Records for this exercise ::
^^^^^^^^

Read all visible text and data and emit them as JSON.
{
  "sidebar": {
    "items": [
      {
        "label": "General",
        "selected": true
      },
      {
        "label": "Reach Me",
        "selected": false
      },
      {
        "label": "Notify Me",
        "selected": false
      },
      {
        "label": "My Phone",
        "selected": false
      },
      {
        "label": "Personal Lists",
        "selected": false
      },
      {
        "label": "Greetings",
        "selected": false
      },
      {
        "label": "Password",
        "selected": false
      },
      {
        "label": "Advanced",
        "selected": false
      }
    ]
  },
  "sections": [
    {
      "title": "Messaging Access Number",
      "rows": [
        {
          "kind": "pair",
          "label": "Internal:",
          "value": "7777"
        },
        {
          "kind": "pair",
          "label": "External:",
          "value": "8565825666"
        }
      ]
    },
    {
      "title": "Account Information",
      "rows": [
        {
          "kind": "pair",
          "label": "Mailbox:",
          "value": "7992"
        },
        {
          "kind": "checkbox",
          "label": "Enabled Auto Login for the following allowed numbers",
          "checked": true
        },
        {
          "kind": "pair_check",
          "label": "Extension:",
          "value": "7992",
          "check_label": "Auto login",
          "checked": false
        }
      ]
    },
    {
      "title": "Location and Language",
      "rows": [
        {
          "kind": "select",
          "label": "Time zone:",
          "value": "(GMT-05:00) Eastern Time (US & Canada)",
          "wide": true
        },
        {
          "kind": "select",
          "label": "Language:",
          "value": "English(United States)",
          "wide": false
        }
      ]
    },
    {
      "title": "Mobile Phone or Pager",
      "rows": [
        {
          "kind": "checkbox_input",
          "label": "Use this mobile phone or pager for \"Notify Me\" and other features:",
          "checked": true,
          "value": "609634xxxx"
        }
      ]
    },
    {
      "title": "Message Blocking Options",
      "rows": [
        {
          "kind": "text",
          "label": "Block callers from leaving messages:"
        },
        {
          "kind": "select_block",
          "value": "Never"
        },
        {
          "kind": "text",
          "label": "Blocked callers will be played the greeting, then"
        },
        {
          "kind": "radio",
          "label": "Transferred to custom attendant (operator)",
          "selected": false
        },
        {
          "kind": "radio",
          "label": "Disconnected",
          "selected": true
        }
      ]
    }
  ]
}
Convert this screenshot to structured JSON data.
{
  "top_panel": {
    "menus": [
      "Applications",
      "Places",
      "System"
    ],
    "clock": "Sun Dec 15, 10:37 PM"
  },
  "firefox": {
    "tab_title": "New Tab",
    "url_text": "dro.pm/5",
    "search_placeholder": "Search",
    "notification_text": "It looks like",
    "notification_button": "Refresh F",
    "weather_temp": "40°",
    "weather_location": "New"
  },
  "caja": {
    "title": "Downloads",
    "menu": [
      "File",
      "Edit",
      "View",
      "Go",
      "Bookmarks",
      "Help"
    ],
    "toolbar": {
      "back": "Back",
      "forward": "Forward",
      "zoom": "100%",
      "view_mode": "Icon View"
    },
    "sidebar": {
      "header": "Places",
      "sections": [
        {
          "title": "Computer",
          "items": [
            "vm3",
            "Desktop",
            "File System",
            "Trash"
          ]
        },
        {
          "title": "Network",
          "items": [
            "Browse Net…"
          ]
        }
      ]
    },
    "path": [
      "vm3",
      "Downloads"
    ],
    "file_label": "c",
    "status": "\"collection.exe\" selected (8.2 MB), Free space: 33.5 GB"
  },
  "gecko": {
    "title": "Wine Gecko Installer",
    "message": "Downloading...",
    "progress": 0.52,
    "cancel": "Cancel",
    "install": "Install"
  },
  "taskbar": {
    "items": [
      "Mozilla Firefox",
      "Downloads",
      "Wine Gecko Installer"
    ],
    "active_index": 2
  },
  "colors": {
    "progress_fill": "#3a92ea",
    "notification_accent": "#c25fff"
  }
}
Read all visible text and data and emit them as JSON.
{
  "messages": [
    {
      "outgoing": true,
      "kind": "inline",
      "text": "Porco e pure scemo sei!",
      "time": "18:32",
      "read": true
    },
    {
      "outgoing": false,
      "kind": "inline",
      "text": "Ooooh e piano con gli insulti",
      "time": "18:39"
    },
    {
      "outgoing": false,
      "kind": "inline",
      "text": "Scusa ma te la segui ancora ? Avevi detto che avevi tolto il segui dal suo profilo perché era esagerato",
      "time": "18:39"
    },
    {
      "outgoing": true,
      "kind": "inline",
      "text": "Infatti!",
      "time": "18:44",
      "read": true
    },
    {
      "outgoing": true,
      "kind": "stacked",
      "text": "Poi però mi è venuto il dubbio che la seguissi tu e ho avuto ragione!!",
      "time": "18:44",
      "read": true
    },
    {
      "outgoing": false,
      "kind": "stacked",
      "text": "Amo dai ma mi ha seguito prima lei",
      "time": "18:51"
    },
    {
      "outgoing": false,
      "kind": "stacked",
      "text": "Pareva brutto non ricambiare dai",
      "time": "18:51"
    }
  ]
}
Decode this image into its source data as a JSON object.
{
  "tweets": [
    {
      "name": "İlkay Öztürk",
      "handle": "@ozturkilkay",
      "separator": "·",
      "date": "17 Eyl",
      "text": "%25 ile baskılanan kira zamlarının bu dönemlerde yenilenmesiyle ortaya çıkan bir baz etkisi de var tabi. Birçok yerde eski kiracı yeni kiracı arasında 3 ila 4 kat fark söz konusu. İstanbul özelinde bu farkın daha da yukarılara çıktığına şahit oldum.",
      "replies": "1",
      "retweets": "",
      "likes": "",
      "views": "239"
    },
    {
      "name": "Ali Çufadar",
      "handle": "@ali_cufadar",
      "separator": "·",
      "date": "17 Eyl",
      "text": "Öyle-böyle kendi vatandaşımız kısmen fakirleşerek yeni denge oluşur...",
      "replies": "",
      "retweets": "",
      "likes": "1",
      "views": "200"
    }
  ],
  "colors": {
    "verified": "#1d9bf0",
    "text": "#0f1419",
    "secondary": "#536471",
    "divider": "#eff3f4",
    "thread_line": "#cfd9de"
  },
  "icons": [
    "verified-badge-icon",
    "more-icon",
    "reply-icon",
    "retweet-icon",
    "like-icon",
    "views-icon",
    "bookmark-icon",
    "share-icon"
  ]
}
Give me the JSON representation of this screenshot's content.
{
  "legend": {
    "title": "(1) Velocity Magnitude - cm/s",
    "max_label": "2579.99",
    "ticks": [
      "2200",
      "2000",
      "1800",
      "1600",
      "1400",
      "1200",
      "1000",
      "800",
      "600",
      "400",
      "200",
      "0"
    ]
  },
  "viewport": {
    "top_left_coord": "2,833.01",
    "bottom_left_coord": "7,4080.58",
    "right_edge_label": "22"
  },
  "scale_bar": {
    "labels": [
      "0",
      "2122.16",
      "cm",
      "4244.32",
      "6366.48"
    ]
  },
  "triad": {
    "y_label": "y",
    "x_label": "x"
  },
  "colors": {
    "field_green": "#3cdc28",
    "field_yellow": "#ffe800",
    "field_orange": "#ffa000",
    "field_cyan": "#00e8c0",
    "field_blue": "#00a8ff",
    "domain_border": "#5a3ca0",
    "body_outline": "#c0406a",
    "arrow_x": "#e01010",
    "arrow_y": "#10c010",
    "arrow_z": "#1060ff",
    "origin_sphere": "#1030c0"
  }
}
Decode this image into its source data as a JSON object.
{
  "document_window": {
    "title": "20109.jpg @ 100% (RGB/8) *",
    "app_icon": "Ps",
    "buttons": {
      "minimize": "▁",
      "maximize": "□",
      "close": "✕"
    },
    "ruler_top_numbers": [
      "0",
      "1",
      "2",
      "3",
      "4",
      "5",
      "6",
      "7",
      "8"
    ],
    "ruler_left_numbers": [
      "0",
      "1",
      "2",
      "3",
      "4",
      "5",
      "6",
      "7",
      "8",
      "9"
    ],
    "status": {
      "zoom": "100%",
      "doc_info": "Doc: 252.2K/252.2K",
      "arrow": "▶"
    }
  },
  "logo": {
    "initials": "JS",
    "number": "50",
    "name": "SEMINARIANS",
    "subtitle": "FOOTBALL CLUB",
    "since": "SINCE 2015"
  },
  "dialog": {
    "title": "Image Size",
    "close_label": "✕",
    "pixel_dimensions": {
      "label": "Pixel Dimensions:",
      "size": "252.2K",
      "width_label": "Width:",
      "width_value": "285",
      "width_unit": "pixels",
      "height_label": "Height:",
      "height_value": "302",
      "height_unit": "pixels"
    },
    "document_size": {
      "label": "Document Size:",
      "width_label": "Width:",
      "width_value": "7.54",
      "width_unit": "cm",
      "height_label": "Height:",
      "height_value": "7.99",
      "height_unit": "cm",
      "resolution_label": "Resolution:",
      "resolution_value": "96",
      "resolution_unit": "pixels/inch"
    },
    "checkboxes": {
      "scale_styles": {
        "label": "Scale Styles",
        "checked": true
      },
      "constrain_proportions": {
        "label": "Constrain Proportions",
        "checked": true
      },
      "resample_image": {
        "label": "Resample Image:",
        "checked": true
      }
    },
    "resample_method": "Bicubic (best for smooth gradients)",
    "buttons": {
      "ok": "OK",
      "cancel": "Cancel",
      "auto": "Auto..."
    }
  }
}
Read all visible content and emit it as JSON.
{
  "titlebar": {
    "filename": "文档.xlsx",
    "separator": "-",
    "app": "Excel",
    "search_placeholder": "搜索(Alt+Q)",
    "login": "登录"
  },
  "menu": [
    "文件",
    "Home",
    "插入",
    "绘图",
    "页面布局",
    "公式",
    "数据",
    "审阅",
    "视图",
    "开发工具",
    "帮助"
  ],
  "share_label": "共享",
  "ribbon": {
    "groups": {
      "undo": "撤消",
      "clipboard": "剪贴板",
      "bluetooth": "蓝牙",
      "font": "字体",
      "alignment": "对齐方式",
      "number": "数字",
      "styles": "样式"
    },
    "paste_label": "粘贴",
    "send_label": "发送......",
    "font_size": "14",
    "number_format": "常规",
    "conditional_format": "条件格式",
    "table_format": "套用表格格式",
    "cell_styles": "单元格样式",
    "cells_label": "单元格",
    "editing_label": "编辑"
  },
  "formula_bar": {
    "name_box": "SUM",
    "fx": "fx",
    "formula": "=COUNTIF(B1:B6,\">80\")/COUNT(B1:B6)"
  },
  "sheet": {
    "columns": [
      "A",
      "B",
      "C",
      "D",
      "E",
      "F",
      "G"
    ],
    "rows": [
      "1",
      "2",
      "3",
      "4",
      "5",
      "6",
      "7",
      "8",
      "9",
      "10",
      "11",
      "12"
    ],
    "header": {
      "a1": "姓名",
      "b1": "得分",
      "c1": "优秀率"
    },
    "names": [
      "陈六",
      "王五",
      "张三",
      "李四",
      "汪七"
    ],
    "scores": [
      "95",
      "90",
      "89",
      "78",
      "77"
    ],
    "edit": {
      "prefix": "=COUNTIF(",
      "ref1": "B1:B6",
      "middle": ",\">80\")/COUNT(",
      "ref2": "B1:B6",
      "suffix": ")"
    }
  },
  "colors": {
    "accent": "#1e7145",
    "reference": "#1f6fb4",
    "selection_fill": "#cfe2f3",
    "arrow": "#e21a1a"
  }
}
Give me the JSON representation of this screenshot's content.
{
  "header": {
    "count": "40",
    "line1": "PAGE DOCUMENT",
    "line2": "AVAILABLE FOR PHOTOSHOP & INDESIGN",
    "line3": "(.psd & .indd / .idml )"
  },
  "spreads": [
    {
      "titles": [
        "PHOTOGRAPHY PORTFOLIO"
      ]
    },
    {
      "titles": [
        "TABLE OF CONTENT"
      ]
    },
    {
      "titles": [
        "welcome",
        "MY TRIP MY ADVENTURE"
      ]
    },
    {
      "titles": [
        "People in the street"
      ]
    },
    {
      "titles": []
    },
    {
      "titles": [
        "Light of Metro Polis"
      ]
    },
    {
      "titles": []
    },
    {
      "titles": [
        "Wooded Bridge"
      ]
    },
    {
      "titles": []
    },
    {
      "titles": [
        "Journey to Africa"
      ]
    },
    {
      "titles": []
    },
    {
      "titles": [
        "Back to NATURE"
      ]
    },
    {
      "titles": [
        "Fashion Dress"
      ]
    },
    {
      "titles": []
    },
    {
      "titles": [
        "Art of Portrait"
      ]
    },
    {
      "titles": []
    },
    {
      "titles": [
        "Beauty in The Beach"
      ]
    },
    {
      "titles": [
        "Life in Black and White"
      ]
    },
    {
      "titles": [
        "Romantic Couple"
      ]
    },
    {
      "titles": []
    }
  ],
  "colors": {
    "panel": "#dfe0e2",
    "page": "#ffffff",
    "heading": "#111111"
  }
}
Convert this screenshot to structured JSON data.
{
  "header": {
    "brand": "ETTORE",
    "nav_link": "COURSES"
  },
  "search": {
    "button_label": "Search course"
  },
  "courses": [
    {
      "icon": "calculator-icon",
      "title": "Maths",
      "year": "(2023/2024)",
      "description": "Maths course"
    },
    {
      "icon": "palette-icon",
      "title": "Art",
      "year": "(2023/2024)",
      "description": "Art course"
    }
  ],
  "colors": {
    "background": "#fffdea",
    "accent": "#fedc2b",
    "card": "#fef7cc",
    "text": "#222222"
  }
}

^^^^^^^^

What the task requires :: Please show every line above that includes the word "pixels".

Response for this exercise ::
      "width_unit": "pixels",
      "height_unit": "pixels"
      "resolution_unit": "pixels/inch"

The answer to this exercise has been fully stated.